What to produce: In full and unchanged, output the entries that follow.

Stored records
━━━━━━━━━━━━━━━━━━━━

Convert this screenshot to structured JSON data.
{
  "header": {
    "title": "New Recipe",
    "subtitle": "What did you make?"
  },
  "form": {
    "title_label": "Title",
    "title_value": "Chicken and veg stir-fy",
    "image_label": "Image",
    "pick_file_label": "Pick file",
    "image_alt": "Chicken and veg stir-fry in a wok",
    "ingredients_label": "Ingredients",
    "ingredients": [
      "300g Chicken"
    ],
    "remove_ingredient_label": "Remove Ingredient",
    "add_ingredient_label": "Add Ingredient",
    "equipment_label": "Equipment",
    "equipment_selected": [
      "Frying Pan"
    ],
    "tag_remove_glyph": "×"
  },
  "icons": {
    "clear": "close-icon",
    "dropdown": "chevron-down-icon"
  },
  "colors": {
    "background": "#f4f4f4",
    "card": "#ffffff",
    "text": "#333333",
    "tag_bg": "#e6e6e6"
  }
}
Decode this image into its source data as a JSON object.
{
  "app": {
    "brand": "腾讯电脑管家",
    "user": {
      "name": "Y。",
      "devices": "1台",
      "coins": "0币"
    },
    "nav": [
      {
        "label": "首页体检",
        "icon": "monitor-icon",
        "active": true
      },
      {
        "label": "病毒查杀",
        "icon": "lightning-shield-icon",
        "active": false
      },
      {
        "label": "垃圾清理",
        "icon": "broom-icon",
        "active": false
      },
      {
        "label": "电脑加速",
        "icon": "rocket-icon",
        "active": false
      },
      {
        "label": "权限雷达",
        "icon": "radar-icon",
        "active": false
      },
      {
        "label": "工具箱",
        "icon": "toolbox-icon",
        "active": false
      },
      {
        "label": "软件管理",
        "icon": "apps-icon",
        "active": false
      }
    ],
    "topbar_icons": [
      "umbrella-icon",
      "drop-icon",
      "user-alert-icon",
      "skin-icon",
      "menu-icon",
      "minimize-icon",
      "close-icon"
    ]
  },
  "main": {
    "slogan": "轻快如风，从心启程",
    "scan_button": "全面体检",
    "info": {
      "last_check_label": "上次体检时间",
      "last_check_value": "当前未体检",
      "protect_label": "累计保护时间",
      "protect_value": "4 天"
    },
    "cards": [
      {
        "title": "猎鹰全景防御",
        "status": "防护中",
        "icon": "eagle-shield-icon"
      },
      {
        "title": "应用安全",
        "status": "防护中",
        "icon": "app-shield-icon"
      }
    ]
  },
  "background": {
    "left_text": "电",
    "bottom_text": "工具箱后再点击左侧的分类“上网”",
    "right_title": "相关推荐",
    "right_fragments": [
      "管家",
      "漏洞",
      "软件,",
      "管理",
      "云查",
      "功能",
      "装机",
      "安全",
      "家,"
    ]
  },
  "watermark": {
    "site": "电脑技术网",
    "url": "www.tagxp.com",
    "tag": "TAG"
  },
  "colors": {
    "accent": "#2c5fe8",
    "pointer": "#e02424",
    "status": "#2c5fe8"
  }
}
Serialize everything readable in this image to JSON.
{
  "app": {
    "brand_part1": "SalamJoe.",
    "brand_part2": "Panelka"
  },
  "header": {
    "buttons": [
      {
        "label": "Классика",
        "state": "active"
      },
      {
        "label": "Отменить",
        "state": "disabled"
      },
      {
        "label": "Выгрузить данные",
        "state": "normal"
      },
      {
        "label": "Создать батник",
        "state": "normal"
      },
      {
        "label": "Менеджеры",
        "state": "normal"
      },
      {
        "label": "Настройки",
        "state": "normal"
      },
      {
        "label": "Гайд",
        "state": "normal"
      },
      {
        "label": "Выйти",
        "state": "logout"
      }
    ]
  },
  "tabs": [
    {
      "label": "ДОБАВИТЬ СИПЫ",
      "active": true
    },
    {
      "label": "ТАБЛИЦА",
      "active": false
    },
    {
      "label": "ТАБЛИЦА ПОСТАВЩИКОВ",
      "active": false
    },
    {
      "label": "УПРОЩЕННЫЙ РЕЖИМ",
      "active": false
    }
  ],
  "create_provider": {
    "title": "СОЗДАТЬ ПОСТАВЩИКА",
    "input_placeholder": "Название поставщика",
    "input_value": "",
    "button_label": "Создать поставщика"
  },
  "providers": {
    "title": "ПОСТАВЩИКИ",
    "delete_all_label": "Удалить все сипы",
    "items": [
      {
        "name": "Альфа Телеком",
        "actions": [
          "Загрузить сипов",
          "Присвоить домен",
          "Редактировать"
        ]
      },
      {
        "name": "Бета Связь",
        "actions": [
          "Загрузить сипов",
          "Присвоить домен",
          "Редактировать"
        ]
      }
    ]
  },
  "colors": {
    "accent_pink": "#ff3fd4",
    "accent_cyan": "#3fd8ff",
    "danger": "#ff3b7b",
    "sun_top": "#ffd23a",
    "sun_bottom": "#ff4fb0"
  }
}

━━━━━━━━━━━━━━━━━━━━

Answer to the exercise:
Convert this screenshot to structured JSON data.
{
  "header": {
    "title": "New Recipe",
    "subtitle": "What did you make?"
  },
  "form": {
    "title_label": "Title",
    "title_value": "Chicken and veg stir-fy",
    "image_label": "Image",
    "pick_file_label": "Pick file",
    "image_alt": "Chicken and veg stir-fry in a wok",
    "ingredients_label": "Ingredients",
    "ingredients": [
      "300g Chicken"
    ],
    "remove_ingredient_label": "Remove Ingredient",
    "add_ingredient_label": "Add Ingredient",
    "equipment_label": "Equipment",
    "equipment_selected": [
      "Frying Pan"
    ],
    "tag_remove_glyph": "×"
  },
  "icons": {
    "clear": "close-icon",
    "dropdown": "chevron-down-icon"
  },
  "colors": {
    "background": "#f4f4f4",
    "card": "#ffffff",
    "text": "#333333",
    "tag_bg": "#e6e6e6"
  }
}
Decode this image into its source data as a JSON object.
{
  "app": {
    "brand": "腾讯电脑管家",
    "user": {
      "name": "Y。",
      "devices": "1台",
      "coins": "0币"
    },
    "nav": [
      {
        "label": "首页体检",
        "icon": "monitor-icon",
        "active": true
      },
      {
        "label": "病毒查杀",
        "icon": "lightning-shield-icon",
        "active": false
      },
      {
        "label": "垃圾清理",
        "icon": "broom-icon",
        "active": false
      },
      {
        "label": "电脑加速",
        "icon": "rocket-icon",
        "active": false
      },
      {
        "label": "权限雷达",
        "icon": "radar-icon",
        "active": false
      },
      {
        "label": "工具箱",
        "icon": "toolbox-icon",
        "active": false
      },
      {
        "label": "软件管理",
        "icon": "apps-icon",
        "active": false
      }
    ],
    "topbar_icons": [
      "umbrella-icon",
      "drop-icon",
      "user-alert-icon",
      "skin-icon",
      "menu-icon",
      "minimize-icon",
      "close-icon"
    ]
  },
  "main": {
    "slogan": "轻快如风，从心启程",
    "scan_button": "全面体检",
    "info": {
      "last_check_label": "上次体检时间",
      "last_check_value": "当前未体检",
      "protect_label": "累计保护时间",
      "protect_value": "4 天"
    },
    "cards": [
      {
        "title": "猎鹰全景防御",
        "status": "防护中",
        "icon": "eagle-shield-icon"
      },
      {
        "title": "应用安全",
        "status": "防护中",
        "icon": "app-shield-icon"
      }
    ]
  },
  "background": {
    "left_text": "电",
    "bottom_text": "工具箱后再点击左侧的分类“上网”",
    "right_title": "相关推荐",
    "right_fragments": [
      "管家",
      "漏洞",
      "软件,",
      "管理",
      "云查",
      "功能",
      "装机",
      "安全",
      "家,"
    ]
  },
  "watermark": {
    "site": "电脑技术网",
    "url": "www.tagxp.com",
    "tag": "TAG"
  },
  "colors": {
    "accent": "#2c5fe8",
    "pointer": "#e02424",
    "status": "#2c5fe8"
  }
}
Serialize everything readable in this image to JSON.
{
  "app": {
    "brand_part1": "SalamJoe.",
    "brand_part2": "Panelka"
  },
  "header": {
    "buttons": [
      {
        "label": "Классика",
        "state": "active"
      },
      {
        "label": "Отменить",
        "state": "disabled"
      },
      {
        "label": "Выгрузить данные",
        "state": "normal"
      },
      {
        "label": "Создать батник",
        "state": "normal"
      },
      {
        "label": "Менеджеры",
        "state": "normal"
      },
      {
        "label": "Настройки",
        "state": "normal"
      },
      {
        "label": "Гайд",
        "state": "normal"
      },
      {
        "label": "Выйти",
        "state": "logout"
      }
    ]
  },
  "tabs": [
    {
      "label": "ДОБАВИТЬ СИПЫ",
      "active": true
    },
    {
      "label": "ТАБЛИЦА",
      "active": false
    },
    {
      "label": "ТАБЛИЦА ПОСТАВЩИКОВ",
      "active": false
    },
    {
      "label": "УПРОЩЕННЫЙ РЕЖИМ",
      "active": false
    }
  ],
  "create_provider": {
    "title": "СОЗДАТЬ ПОСТАВЩИКА",
    "input_placeholder": "Название поставщика",
    "input_value": "",
    "button_label": "Создать поставщика"
  },
  "providers": {
    "title": "ПОСТАВЩИКИ",
    "delete_all_label": "Удалить все сипы",
    "items": [
      {
        "name": "Альфа Телеком",
        "actions": [
          "Загрузить сипов",
          "Присвоить домен",
          "Редактировать"
        ]
      },
      {
        "name": "Бета Связь",
        "actions": [
          "Загрузить сипов",
          "Присвоить домен",
          "Редактировать"
        ]
      }
    ]
  },
  "colors": {
    "accent_pink": "#ff3fd4",
    "accent_cyan": "#3fd8ff",
    "danger": "#ff3b7b",
    "sun_top": "#ffd23a",
    "sun_bottom": "#ff4fb0"
  }
}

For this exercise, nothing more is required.